What lines in the records below contain the string "location"? Copy every one.

──────── DATA UNDER STUDY ────────

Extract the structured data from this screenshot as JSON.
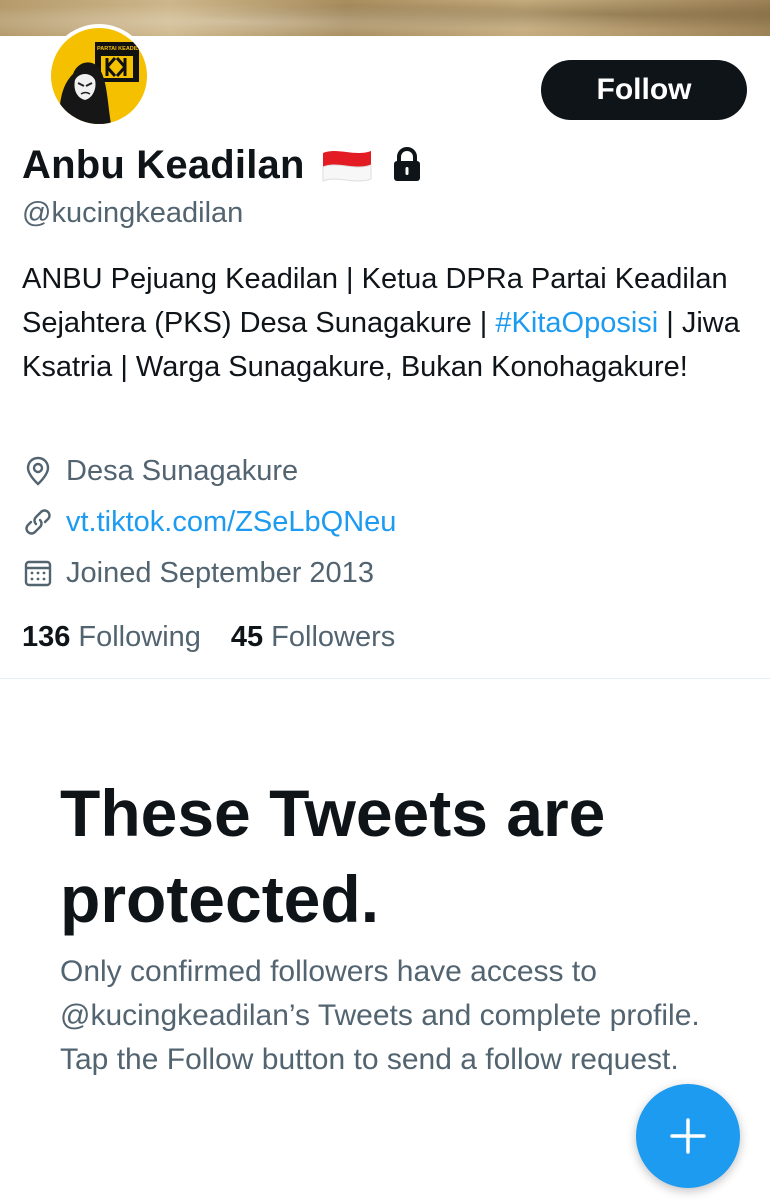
{
  "header": {
    "follow_label": "Follow"
  },
  "profile": {
    "display_name": "Anbu Keadilan",
    "handle": "@kucingkeadilan",
    "avatar_text": "PARTAI KEADILAN",
    "bio_part1": "ANBU Pejuang Keadilan | Ketua DPRa Partai Keadilan Sejahtera (PKS) Desa Sunagakure | ",
    "bio_hashtag": "#KitaOposisi",
    "bio_part2": " | Jiwa Ksatria | Warga Sunagakure, Bukan Konohagakure!",
    "location": "Desa Sunagakure",
    "website": "vt.tiktok.com/ZSeLbQNeu",
    "joined": "Joined September 2013",
    "following_count": "136",
    "following_label": "Following",
    "followers_count": "45",
    "followers_label": "Followers"
  },
  "protected": {
    "title": "These Tweets are protected.",
    "body": "Only confirmed followers have access to @kucingkeadilan’s Tweets and complete profile. Tap the Follow button to send a follow request."
  },
  "icons": {
    "location": "location-pin-icon",
    "link": "link-icon",
    "calendar": "calendar-icon",
    "lock": "lock-icon",
    "flag": "indonesia-flag-icon",
    "fab": "plus-icon"
  },
  "colors": {
    "accent": "#1d9bf0",
    "text": "#0f1419",
    "secondary": "#536471",
    "avatar_bg": "#f5c000"
  }
}
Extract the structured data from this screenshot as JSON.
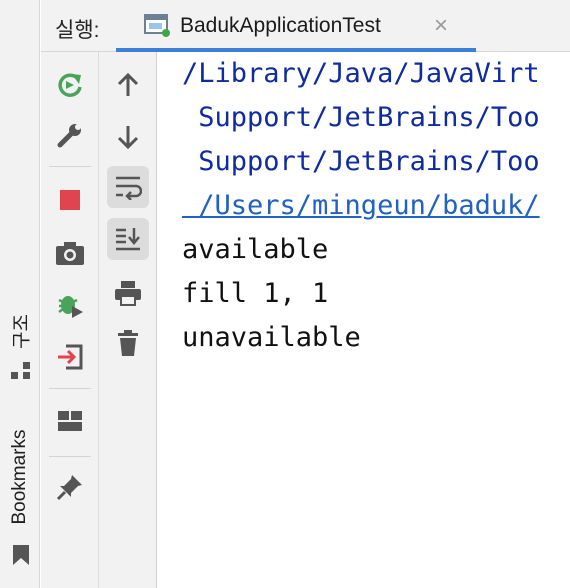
{
  "side_stripe": {
    "structure_label": "구조",
    "bookmarks_label": "Bookmarks"
  },
  "run_panel": {
    "run_label": "실행:",
    "tab": {
      "title": "BadukApplicationTest",
      "close_glyph": "×"
    }
  },
  "toolbar_left": {
    "items": [
      "rerun-icon",
      "wrench-icon",
      "stop-icon",
      "camera-icon",
      "debug-bug-icon",
      "exit-icon",
      "layout-icon",
      "pin-icon"
    ],
    "accent_green": "#4aa35a",
    "stop_red": "#e0454f"
  },
  "toolbar_right": {
    "items": [
      "arrow-up-icon",
      "arrow-down-icon",
      "soft-wrap-icon",
      "scroll-to-end-icon",
      "print-icon",
      "trash-icon"
    ]
  },
  "console": {
    "lines": [
      "/Library/Java/JavaVirt",
      " Support/JetBrains/Too",
      " Support/JetBrains/Too",
      " /Users/mingeun/baduk/",
      "available",
      "fill 1, 1",
      "unavailable"
    ]
  }
}
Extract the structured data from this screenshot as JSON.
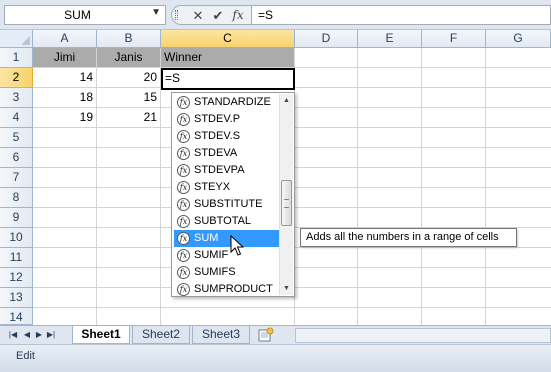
{
  "formula_bar": {
    "name_box": "SUM",
    "name_box_arrow": "▼",
    "cancel_glyph": "✕",
    "enter_glyph": "✔",
    "fx_label": "fx",
    "formula": "=S"
  },
  "columns": [
    "A",
    "B",
    "C",
    "D",
    "E",
    "F",
    "G"
  ],
  "rows": [
    "1",
    "2",
    "3",
    "4",
    "5",
    "6",
    "7",
    "8",
    "9",
    "10",
    "11",
    "12",
    "13",
    "14"
  ],
  "active": {
    "column": "C",
    "row": "2"
  },
  "cells": {
    "header": [
      "Jimi",
      "Janis",
      "Winner"
    ],
    "data": [
      [
        "14",
        "20"
      ],
      [
        "18",
        "15"
      ],
      [
        "19",
        "21"
      ]
    ],
    "active_cell_value": "=S"
  },
  "autocomplete": {
    "items": [
      "STANDARDIZE",
      "STDEV.P",
      "STDEV.S",
      "STDEVA",
      "STDEVPA",
      "STEYX",
      "SUBSTITUTE",
      "SUBTOTAL",
      "SUM",
      "SUMIF",
      "SUMIFS",
      "SUMPRODUCT"
    ],
    "selected": "SUM",
    "icon": "function-fx-icon",
    "selected_color": "#3399ff"
  },
  "tooltip": "Adds all the numbers in a range of cells",
  "sheet_tabs": [
    "Sheet1",
    "Sheet2",
    "Sheet3"
  ],
  "active_sheet": "Sheet1",
  "status": {
    "mode": "Edit"
  },
  "colors": {
    "header_bg": "#e4ecf7",
    "active_header": "#f8d26c",
    "table_header_fill": "#ababab"
  }
}
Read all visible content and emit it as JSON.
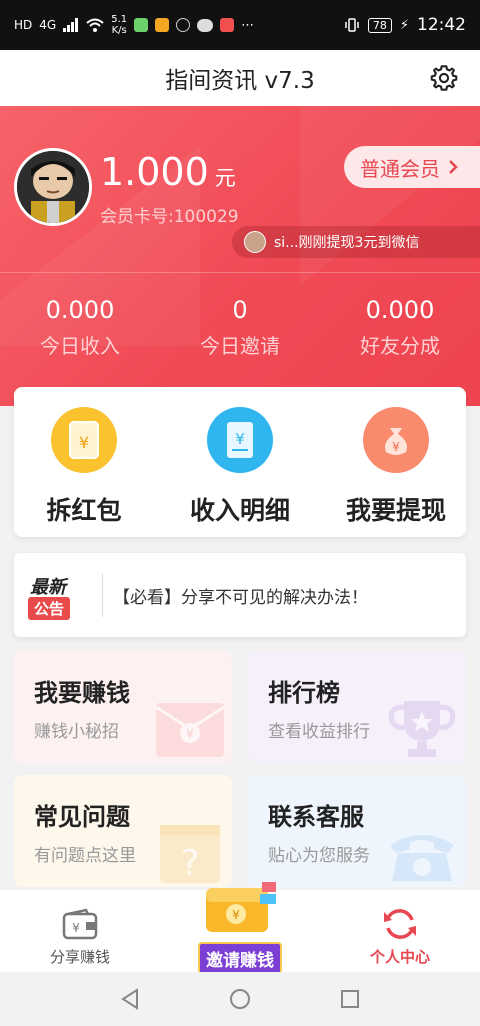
{
  "status_bar": {
    "left_icons": [
      "HD",
      "4G",
      "signal-icon",
      "wifi-icon"
    ],
    "speed_top": "5.1",
    "speed_bottom": "K/s",
    "battery": "78",
    "time": "12:42"
  },
  "title_bar": {
    "title": "指间资讯 v7.3",
    "settings_icon": "gear-icon"
  },
  "account": {
    "balance": "1.000",
    "unit": "元",
    "card_no": "会员卡号:100029",
    "member_level": "普通会员",
    "ticker": "si...刚刚提现3元到微信"
  },
  "stats": [
    {
      "value": "0.000",
      "label": "今日收入"
    },
    {
      "value": "0",
      "label": "今日邀请"
    },
    {
      "value": "0.000",
      "label": "好友分成"
    }
  ],
  "actions": [
    {
      "label": "拆红包",
      "icon": "red-envelope-icon",
      "color": "#fbc22f"
    },
    {
      "label": "收入明细",
      "icon": "receipt-icon",
      "color": "#2fb6ee"
    },
    {
      "label": "我要提现",
      "icon": "money-bag-icon",
      "color": "#f98a6c"
    }
  ],
  "notice": {
    "badge_top": "最新",
    "badge_bottom": "公告",
    "text": "【必看】分享不可见的解决办法！"
  },
  "tiles": [
    {
      "title": "我要赚钱",
      "sub": "赚钱小秘招",
      "bg": "#fdf1f1",
      "icon": "envelope-icon"
    },
    {
      "title": "排行榜",
      "sub": "查看收益排行",
      "bg": "#f6f0fb",
      "icon": "trophy-icon"
    },
    {
      "title": "常见问题",
      "sub": "有问题点这里",
      "bg": "#fef7ec",
      "icon": "question-icon"
    },
    {
      "title": "联系客服",
      "sub": "贴心为您服务",
      "bg": "#eef5fd",
      "icon": "phone-icon"
    }
  ],
  "tabs": [
    {
      "label": "分享赚钱",
      "icon": "wallet-icon",
      "active": false
    },
    {
      "label": "邀请赚钱",
      "icon": "gift-icon",
      "active": false
    },
    {
      "label": "个人中心",
      "icon": "refresh-icon",
      "active": true
    }
  ],
  "colors": {
    "accent": "#ee4450",
    "accent_text": "#e84650"
  }
}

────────

EXERCISE ANSWER:
    "location": "Desa Sunagakure",
    "location": "location-pin-icon",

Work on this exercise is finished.